Vital demonstrates the monthly themes in a more subtle way (no areolas are shown), while Taboo is more provocative (no censorship here). The photography is tastefully artistic.

Of course, the first month of the year is nearly behind us, so it’s prime time to tack a 2017 calendar to the wall if we haven’t already. What I love perhaps most about this set is the photos are gorgeous — they could be displayed individually or as a collage, even without the calendar pages. For aesthetics or function, it’s really up to you!

**If you’d like to see the calendar images, you can get a copy of Vital, Taboo, or both calendars here.**

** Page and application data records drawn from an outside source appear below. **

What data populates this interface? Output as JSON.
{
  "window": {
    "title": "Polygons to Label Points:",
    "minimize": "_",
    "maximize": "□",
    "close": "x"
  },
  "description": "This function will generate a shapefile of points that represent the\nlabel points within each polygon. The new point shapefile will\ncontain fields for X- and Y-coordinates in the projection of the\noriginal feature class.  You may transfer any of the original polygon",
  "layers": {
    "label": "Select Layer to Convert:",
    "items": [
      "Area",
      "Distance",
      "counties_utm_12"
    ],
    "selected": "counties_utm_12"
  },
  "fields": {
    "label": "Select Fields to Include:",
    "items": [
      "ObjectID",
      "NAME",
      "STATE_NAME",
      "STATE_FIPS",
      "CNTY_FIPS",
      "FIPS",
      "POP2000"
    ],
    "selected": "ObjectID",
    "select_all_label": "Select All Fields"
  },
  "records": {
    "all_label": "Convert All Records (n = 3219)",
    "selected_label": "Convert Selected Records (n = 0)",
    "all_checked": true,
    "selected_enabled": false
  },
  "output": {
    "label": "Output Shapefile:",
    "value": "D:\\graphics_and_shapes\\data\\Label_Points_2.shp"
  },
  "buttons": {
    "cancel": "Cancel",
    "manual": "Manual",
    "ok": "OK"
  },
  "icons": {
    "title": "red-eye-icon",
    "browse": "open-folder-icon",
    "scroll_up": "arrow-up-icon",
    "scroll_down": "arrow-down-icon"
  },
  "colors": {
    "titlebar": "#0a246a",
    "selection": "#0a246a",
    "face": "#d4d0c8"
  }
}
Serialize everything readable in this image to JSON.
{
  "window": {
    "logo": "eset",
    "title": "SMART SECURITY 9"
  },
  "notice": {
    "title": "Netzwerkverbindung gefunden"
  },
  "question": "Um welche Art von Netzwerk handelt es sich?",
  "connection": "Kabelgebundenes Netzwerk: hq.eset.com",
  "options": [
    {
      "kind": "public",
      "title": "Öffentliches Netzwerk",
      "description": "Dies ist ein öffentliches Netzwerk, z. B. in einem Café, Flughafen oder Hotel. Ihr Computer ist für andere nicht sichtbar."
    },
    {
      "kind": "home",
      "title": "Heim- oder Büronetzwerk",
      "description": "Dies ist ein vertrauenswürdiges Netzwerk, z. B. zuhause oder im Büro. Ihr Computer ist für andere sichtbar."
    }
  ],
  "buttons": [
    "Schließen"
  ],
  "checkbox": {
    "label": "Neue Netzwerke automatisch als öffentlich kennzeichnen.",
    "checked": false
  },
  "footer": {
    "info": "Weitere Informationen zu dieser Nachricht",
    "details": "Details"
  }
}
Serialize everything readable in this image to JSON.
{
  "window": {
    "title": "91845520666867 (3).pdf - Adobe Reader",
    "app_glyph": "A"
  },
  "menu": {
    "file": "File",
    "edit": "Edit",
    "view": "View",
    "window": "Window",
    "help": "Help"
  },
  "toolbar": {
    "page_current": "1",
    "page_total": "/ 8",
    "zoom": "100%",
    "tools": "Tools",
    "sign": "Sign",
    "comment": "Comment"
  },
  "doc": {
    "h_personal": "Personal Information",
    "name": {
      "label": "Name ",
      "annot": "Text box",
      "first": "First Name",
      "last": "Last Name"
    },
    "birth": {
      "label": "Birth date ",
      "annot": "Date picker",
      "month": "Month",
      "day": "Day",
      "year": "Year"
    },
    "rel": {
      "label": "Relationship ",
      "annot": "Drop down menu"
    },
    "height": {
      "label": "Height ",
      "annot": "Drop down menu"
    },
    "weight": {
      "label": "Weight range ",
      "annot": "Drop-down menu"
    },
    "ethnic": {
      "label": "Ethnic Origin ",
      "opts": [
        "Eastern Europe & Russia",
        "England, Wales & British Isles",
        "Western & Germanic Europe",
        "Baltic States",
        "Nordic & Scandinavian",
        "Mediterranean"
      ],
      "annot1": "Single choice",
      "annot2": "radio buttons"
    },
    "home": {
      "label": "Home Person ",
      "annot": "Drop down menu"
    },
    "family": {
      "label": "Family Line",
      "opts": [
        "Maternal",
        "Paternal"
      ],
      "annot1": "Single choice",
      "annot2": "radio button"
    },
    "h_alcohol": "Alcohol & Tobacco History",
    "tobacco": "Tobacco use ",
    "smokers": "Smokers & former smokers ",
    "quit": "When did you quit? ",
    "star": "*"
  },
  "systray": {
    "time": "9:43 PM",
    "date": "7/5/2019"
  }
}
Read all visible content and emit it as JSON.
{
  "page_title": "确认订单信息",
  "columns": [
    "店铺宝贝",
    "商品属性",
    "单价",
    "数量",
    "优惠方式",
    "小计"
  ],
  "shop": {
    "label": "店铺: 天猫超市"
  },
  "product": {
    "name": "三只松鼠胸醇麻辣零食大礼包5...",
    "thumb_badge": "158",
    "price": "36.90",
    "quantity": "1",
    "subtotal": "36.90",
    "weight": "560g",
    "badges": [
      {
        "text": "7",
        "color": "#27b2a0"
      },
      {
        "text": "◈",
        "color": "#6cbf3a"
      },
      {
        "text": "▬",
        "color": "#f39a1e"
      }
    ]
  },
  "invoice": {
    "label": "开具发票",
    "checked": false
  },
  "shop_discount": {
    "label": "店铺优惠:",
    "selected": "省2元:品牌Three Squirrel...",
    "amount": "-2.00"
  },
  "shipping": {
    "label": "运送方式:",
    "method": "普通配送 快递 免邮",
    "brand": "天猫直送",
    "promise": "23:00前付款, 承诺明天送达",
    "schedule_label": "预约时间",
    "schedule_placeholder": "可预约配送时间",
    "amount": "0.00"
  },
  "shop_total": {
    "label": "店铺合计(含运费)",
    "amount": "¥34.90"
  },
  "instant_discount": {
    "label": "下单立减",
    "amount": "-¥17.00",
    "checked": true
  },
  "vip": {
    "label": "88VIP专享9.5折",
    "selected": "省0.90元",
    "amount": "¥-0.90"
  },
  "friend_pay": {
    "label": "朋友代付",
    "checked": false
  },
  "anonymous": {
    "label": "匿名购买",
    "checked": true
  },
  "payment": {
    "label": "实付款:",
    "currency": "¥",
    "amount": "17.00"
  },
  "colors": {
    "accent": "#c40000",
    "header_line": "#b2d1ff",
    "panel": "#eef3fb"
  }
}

They’re also available on Etsy. Shipping is included for domestic orders (email me for international orders). Keep in mind, we’re offering a $10 savings when both versions are purchased.

Below I’ve detailed some of concepts/themes that inspired Celebration of the Breast.

Continue reading

0

Thoughts On My Two Postpartums (and Maybe Yours, Too)

13502028_2774656656107_2025445876189040493_n

My sons, myself, and my midwife at our final postpartum visit.

I had my final postpartum visit last week. My last postpartum visit EVER. Bittersweet, yes. I feel a mixture of grief and motivation. Part of me wants to apologize (to whom, I do not know) for being melodramatic. The rest of me knows no apology is needed — postpartum time deserves far more attention and care than it typically receives.

Continue reading

0

Is ‘Gilmore Girls’ a Breastfeeding Foe or Friend?

t-gilmore-girls-revival-ss

Via vanityfair.com

Well, this is a bummer. One of my favorite television shows may not be breastfeeding-friendly, and some of my favorite characters even voiced the lines that heavily suggest it to be so.

Stuck in bed and on various soft surfaces last week thanks to a bout of mastitis, naturally I took to a Gilmore Girls marathon on Netflix. All was well until one of main character Lorelai’s short-lived suitors mentioned how “We’re all nourished by our mothers” and she quickly shut it down with a retort that went something like “Don’t gross me out.”

So, me sitting there, breastfeeding advocate and all… awwwkwaaard. Now now, perhaps just more of the same witty banter that’s characteristic of the show’s underlining sarcasm. I thought Gilmore Girls had always been fun without going too far and getting mean-spirited…

But then I saw the opening segment of another episode, Season 3’s “Eight O’Clock at the Oasis.”

Continue reading

5

Touching, Printing, and Eating My Placenta

13221077_2046828475542349_129352156386841714_nedt

*BEFORE YOU READ: This is a post about human placentas. It includes photos. If you’re not accustomed to seeing a real placenta or don’t wish to see one, you might consider skipping this post.*

*All uncaptioned photos below are credited to Stephanie Shirley Photography*

Continue reading

1

Let’s Stop Defending Ourselves With “Nothing Was Even Showing!”

10333403_2316164714095_9099785265376309139_o

I hear it all the time — women defending themselves for breastfeeding in public. Adamant that they deserve to feed their babies whenever and wherever needed, they say: “It’s not like you could see anything! Nothing was even showing!”

Great, but if you could see ‘something’… or if it had been ‘showing’… so what? Is it truly a valid defense for nursing a child in non-private situations?

Continue reading